Born on a ranch in central Texas on August 4, 1952, Scott Hightower attended the University of Texas and Columbia University.

He is the author of Self-evident (Barrow Street Press, 2012); Part of the Bargain (Copper Canyon Press, 2005), winner of the Hayden Carruth Award for New and Emerging Poets Natural Trouble (2003); and Tin Can Tourist (2001). He has also published a bilingual collection of poems in Spanish, translated by Natalia Carbajosa.

Hightower's own translations of poems by the Spanish-Puerto Rican poet Aurora de Albornoz have garnered him a Willis Barnstone Translation Prize.

About his poetry, Marie Ponsot has said: "The most exciting quality of Hightower's work is its poetic and paradoxical unifying of emotional and intellectual depth with a marvelous quietness."

Hightower has taught at Gay Men's Health Crisis (GMHC) and the Gallatin School of Individualized Study at New York University. He currently serves as adjunct faculty at NYU and Drew University. A former Poet-in-Residence at Fordham University, Hightower currently lives in New York City.

By This Poet

3

My Father

was a cowboy.
My father was a sugar man.
My father was a teamster.
 
My father was a Siberian 
tiger; a corsair; a lamb, 
a yellow dog, a horse's ass.
 
My father had a triple bi-pass.
My father was a rat 
but he bought me my first hat. 
 
My father believed in decency 
and fair play. My father drove 
the getaway. My father was a blue jay.
 
My father drove the boys away.
My father drove a Thunderbird, 
a Skylark, a Firebird, an old pickup truck 
 
with a rusty tool box, a Skybird, 
a Sunray. My father drove hard bargains 
ever day; he was a force. My father 
 
was mercurial. He was passive, 
a little moody: rock... paper... scissors. 
He loved me. He loved me not.
 
He stomps and hurls lightning bolts. 
Has slipped away. Passed away. 
My father was passé. My father 
 
was a Texas Ranger. Taught me 
to pray. Because of him, I hoard things 
in an old shoe box. Because of him, I use 
 
botox. Because of him, I look to clocks. 
Because of my father, I know how 
to oil the gate; don’t own a map. 
 
Because of my father, I have no use for 
similes. Because of my father, I hunger 
for my own catalog of metaphors.
 


(for Doris Schnabel)

Apocalypse Soliloquy

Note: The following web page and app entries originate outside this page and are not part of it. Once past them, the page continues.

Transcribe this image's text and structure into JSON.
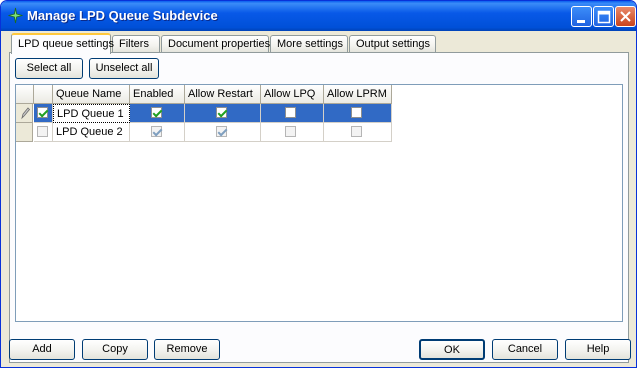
{
  "window": {
    "title": "Manage LPD Queue Subdevice"
  },
  "tabs": [
    {
      "label": "LPD queue settings",
      "active": true
    },
    {
      "label": "Filters",
      "active": false
    },
    {
      "label": "Document properties",
      "active": false
    },
    {
      "label": "More settings",
      "active": false
    },
    {
      "label": "Output settings",
      "active": false
    }
  ],
  "toolbar": {
    "select_all": "Select all",
    "unselect_all": "Unselect all"
  },
  "grid": {
    "columns": [
      "Queue Name",
      "Enabled",
      "Allow Restart",
      "Allow LPQ",
      "Allow LPRM"
    ],
    "rows": [
      {
        "selected": true,
        "row_checked": true,
        "queue_name": "LPD Queue 1",
        "enabled": true,
        "allow_restart": true,
        "allow_lpq": false,
        "allow_lprm": false
      },
      {
        "selected": false,
        "row_checked": false,
        "queue_name": "LPD Queue 2",
        "enabled": true,
        "allow_restart": true,
        "allow_lpq": false,
        "allow_lprm": false
      }
    ]
  },
  "buttons": {
    "add": "Add",
    "copy": "Copy",
    "remove": "Remove",
    "ok": "OK",
    "cancel": "Cancel",
    "help": "Help"
  },
  "icons": {
    "app": "app-star-icon",
    "minimize": "minimize-icon",
    "maximize": "maximize-icon",
    "close": "close-icon",
    "edit_row": "pencil-icon"
  },
  "colors": {
    "titlebar": "#0050D8",
    "selection": "#316AC5",
    "window_bg": "#ECE9D8",
    "active_tab_accent": "#FFC83C"
  }
}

I hope my death is not stolen from me
by a fiery blast of Fahrenheit or Celsius      
or another calculatable accuracy.                       

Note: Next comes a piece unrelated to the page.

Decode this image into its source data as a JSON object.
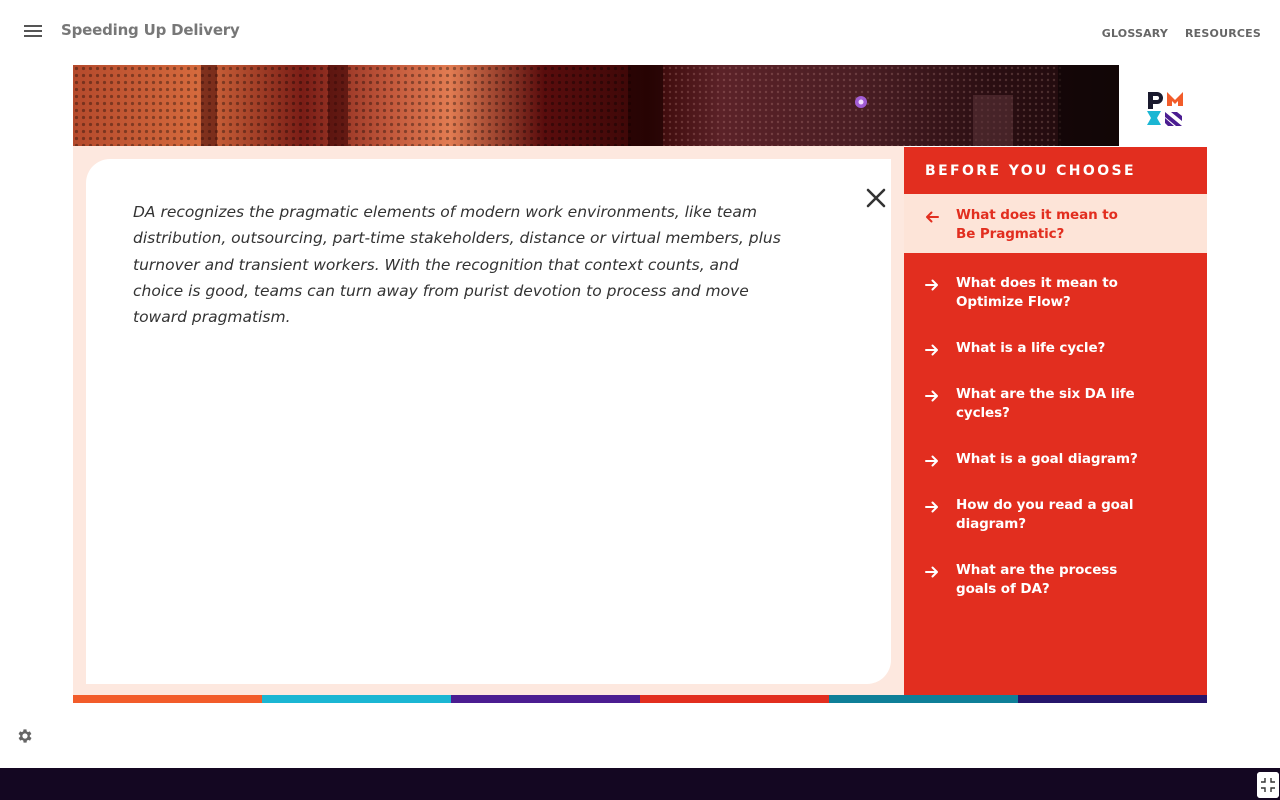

I will gladly relinquish all the pleasures of daily 
bread, the pride and dreams of art—even pulse;
but I hope my death will not be taken from me.

Actually, it is a modest policy;
little there to discuss as to solace
or in the way of privacy.

A valued moment of self-possession? Might it be
something to embrace more than to expulse?
I hope my death will not be pried from me.

My end is not to be just a cause in a public sea 
of scientists teaming against a disease,
a private point in a welter of piracy.

After all, won't it fundamentally and rightly 
be mine and no one else's? I hope my death is 
not taken from me; better, it be 
an appointment kept in a private sea.

Rubber Dollie

The only permanent thing is the soul,
and what has happened to it.

                               —Patrick Kavanagh

Like a dancer covered in nothing
but white powder, then sponged

with coarse brown makeup;
nothing else in plain sight

but silver anklets; arms
extended to take

the tribute of a guard's embrace.
We are watching from behind;

though, there are no flowers,
no curtain. And it's not a ballet.

It's a macabre charade,
one night in the secret

theater of Abu Ghraib.
The anklets are shackles.

In another, a leashed
dog-loud, black,

and snarling—takes
center stage. And, in others,

real men, looking like oddly
manipulated Kachina dolls

or naked degraded marionettes
in medieval hoods—

their elbows akimbo—
are paraded, strung erect,

wired, collapsed;
are stacked into a pile.

"Save us
from noisy oblivion;

from despair. Save us,
one by one,

from Roman cruelty;
from death

by water;
from death

by fire. Save us
from being eaten alive."